Zhang, F. & Emberson, L.
Adults are able to use statistical learning to generate predictions about future sensory inputs, but how does learning and prediction change on a trial-by-trial basis? Changes in pupil diameter, a marker of learned uncertainty and surprise, is closely related to learning and prediction. Therefore, we compared the pupil dilation response (PDR) for participants that performed well versus poorly on a visual statistical learning task, as measured with a surprise memory test. Results revealed a significant increase in PDR throughout the experiment when participants are most able to predict the upcoming image (before the third image of a triplet, R = 0.30, p = 0.002) but not when they are less able to predict (e.g., before the first, R = -0.04, p = 0.69 or second image, R = -0.013, p = 0.89). Splitting subjects based on accuracy, we find that this correlation is driven by participants who performed poorly (R = 0.27, p = 0.007 vs. R= 0.19, p = 0.06). These preliminary results suggest that more protracted increases in PDR to predictable items reflects poor performance, whereas good learners reach their asymptote earlier.
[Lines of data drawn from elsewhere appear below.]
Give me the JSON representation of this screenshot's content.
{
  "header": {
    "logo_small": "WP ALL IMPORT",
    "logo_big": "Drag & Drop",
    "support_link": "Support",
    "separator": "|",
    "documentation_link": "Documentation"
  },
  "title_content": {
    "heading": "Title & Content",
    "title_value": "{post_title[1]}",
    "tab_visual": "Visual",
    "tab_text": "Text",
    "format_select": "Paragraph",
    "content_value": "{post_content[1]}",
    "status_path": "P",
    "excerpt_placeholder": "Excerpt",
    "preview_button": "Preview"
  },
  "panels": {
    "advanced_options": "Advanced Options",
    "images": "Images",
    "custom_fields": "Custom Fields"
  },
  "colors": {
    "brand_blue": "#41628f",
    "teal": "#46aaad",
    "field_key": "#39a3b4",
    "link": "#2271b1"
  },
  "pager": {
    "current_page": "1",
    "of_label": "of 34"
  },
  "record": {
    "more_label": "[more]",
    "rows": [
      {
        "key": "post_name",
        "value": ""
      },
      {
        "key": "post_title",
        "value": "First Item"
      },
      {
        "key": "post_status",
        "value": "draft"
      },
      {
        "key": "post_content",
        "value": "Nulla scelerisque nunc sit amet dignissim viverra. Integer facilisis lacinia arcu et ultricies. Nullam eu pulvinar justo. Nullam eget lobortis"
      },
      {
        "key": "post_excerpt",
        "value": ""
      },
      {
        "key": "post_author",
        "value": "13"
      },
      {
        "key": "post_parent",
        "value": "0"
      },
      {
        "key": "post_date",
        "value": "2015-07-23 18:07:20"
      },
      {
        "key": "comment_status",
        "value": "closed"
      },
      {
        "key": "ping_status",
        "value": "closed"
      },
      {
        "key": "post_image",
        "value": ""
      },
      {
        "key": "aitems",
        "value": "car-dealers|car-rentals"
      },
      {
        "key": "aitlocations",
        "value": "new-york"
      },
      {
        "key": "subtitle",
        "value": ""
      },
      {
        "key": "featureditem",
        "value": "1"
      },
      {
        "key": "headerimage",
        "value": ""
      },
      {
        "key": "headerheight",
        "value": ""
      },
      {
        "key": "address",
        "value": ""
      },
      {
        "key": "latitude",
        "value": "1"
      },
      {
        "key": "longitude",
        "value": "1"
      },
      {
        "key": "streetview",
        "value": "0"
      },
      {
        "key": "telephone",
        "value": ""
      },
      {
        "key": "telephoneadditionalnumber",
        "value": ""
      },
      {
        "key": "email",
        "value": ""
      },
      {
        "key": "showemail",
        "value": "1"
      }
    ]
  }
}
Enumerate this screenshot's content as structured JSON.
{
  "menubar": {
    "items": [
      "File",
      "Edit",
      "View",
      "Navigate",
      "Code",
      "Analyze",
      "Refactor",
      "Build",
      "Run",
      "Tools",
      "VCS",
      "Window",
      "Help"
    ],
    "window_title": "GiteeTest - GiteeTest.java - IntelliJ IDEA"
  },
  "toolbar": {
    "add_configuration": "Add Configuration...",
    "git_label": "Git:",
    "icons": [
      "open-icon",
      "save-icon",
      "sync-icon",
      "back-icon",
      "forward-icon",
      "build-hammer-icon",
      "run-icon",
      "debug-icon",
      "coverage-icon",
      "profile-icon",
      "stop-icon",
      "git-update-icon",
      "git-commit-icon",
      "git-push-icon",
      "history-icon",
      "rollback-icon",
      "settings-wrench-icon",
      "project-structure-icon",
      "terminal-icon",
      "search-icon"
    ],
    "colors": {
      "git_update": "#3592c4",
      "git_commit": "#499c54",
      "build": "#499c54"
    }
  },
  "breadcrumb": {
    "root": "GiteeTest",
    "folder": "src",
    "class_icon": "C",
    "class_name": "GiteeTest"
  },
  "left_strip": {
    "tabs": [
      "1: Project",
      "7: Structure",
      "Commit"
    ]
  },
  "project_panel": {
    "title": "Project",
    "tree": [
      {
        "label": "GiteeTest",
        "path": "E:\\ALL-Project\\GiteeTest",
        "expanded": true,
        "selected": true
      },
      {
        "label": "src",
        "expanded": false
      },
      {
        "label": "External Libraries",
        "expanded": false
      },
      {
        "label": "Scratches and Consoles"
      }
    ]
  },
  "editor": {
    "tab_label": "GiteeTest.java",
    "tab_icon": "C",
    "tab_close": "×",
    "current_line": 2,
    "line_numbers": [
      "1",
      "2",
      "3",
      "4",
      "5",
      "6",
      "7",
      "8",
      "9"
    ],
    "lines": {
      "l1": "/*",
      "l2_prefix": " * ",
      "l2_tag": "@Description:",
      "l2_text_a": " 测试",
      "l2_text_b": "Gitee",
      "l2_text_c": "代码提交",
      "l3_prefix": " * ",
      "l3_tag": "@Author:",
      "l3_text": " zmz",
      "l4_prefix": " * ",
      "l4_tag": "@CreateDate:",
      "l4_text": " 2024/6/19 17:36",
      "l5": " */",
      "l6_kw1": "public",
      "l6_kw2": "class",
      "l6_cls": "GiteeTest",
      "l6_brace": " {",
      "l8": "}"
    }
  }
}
These findings make a link between early prediction, as measured by PDR, and post-test memory performance.